WORK INSTRUCTION:
Only the lines containing the string "Send" are needed; copy all of them from the listing.

──────────

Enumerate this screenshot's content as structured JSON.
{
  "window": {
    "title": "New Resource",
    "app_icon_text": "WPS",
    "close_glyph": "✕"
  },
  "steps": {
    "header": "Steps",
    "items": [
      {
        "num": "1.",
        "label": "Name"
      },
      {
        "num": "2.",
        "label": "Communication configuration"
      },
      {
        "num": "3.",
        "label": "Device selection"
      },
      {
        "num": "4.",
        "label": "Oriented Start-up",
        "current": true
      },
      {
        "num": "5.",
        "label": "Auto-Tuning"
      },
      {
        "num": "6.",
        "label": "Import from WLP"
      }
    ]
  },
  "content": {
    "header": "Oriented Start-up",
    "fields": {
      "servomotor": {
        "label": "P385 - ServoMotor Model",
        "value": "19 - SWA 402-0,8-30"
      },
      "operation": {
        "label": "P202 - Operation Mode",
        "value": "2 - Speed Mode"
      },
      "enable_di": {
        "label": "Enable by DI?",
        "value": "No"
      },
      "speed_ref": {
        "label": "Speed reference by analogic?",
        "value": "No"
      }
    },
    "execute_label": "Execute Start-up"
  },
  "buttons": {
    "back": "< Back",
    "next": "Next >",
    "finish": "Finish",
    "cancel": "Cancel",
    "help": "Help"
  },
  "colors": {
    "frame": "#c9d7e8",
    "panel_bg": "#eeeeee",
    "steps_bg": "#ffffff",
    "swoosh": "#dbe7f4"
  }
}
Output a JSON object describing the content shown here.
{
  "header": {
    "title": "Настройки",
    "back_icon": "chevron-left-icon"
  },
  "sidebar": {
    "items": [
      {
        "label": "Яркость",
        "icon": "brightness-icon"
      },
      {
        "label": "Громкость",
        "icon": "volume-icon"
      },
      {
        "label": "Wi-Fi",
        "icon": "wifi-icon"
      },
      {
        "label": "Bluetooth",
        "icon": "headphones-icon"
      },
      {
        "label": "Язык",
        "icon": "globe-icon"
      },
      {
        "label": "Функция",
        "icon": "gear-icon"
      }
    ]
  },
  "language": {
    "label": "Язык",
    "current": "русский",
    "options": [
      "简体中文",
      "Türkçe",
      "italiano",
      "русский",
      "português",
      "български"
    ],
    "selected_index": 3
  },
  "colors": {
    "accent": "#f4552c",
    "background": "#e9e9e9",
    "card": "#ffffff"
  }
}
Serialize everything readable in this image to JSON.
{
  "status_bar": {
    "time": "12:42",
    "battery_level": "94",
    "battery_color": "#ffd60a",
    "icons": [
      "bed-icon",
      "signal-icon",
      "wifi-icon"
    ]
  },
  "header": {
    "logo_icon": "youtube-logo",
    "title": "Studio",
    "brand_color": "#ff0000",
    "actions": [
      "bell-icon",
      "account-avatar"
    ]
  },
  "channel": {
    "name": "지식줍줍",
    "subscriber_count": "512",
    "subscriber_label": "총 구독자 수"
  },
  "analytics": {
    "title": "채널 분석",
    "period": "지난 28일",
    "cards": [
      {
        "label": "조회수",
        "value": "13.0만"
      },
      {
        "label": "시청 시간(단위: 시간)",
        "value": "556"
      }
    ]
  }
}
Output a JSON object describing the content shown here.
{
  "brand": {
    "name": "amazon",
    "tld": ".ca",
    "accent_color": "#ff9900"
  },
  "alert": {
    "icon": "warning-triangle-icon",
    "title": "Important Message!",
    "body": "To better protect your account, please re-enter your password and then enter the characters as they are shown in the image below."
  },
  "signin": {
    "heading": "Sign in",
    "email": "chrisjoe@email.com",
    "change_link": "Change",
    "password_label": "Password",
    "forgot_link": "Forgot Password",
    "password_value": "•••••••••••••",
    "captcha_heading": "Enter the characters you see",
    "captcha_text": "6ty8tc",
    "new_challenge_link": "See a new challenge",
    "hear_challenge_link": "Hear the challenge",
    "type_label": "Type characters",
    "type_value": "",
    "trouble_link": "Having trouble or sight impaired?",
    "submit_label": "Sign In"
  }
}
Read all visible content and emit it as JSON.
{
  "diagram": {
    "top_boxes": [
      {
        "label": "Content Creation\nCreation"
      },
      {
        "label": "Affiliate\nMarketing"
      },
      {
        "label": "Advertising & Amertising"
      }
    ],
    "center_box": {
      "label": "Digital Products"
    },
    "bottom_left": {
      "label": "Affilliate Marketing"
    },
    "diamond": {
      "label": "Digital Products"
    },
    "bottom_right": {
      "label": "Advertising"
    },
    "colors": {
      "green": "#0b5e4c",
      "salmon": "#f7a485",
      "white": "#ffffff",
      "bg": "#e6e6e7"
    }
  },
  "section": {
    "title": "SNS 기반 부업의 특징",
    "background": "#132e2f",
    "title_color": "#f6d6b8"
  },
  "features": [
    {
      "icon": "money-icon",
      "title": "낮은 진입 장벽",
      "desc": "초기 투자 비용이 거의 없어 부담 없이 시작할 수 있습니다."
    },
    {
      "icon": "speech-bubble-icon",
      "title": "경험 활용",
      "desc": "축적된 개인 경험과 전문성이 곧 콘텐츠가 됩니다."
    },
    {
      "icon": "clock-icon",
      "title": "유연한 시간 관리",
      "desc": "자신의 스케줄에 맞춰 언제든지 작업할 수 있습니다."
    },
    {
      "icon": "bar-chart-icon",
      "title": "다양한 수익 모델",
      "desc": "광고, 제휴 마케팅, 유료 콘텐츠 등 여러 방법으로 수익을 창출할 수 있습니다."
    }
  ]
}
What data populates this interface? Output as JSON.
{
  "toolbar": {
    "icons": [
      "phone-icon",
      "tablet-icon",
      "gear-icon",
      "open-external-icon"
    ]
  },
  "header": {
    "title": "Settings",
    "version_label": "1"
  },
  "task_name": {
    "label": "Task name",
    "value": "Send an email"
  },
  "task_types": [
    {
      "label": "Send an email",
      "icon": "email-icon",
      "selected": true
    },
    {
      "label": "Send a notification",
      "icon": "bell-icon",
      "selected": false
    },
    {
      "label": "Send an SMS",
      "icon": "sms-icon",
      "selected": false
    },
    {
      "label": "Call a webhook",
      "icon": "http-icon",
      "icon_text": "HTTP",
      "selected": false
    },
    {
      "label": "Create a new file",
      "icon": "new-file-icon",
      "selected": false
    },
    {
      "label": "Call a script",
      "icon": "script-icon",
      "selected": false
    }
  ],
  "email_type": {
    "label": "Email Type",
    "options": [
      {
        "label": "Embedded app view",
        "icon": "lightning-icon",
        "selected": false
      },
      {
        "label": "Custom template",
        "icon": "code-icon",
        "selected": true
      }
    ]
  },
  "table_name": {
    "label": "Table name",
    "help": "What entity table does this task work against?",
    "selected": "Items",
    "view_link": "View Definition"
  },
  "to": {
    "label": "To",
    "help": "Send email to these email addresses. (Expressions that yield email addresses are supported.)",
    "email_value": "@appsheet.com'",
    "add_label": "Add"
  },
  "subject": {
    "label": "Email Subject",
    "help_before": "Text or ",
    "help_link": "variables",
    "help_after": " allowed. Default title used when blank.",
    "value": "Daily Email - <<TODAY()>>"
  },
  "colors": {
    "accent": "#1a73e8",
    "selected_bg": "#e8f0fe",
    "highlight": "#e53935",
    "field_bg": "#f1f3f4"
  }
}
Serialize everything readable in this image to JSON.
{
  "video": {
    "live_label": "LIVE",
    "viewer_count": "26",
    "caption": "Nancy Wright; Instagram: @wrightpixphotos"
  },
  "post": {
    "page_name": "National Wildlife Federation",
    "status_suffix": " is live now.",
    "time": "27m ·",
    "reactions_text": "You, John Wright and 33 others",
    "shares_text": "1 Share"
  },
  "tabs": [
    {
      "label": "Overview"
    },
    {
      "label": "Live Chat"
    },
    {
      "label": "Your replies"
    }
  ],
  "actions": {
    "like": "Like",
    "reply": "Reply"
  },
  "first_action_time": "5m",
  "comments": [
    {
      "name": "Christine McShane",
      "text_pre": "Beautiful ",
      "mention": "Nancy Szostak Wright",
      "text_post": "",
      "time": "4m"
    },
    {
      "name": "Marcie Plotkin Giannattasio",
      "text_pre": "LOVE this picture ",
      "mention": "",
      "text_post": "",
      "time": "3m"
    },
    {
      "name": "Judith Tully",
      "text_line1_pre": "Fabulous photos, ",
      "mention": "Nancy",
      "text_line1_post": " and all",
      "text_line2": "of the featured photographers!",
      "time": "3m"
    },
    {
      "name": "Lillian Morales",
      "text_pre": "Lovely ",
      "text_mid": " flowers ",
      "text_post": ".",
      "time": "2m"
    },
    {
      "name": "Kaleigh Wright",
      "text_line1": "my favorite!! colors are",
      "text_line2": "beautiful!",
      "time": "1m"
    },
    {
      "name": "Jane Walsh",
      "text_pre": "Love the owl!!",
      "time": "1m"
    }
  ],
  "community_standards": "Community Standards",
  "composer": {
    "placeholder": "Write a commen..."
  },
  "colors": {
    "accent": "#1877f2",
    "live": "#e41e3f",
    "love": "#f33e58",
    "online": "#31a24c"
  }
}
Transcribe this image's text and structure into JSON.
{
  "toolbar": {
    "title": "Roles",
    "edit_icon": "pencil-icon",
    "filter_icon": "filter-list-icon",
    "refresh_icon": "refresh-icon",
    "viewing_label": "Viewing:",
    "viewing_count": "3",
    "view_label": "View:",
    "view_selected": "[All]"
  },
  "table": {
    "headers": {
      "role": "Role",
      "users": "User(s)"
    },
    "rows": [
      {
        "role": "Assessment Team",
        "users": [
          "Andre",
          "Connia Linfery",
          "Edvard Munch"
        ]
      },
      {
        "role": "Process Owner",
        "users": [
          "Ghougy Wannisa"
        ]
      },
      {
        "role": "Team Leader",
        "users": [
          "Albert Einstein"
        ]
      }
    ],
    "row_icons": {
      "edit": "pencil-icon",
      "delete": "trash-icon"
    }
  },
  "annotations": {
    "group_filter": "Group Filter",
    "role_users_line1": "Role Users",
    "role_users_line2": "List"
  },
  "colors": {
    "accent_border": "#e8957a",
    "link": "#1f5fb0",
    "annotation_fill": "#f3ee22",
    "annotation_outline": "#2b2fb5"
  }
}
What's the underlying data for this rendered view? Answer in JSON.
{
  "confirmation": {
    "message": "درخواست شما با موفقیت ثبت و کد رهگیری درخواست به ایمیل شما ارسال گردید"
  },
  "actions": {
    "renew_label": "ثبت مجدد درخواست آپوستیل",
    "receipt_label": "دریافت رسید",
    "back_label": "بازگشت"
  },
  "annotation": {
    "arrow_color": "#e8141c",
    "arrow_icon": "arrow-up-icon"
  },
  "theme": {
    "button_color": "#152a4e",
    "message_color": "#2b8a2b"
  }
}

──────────

THE COMPLETED TASK:
    "value": "Send an email"
      "label": "Send an email",
      "label": "Send a notification",
      "label": "Send an SMS",
    "help": "Send email to these email addresses. (Expressions that yield email addresses are supported.)",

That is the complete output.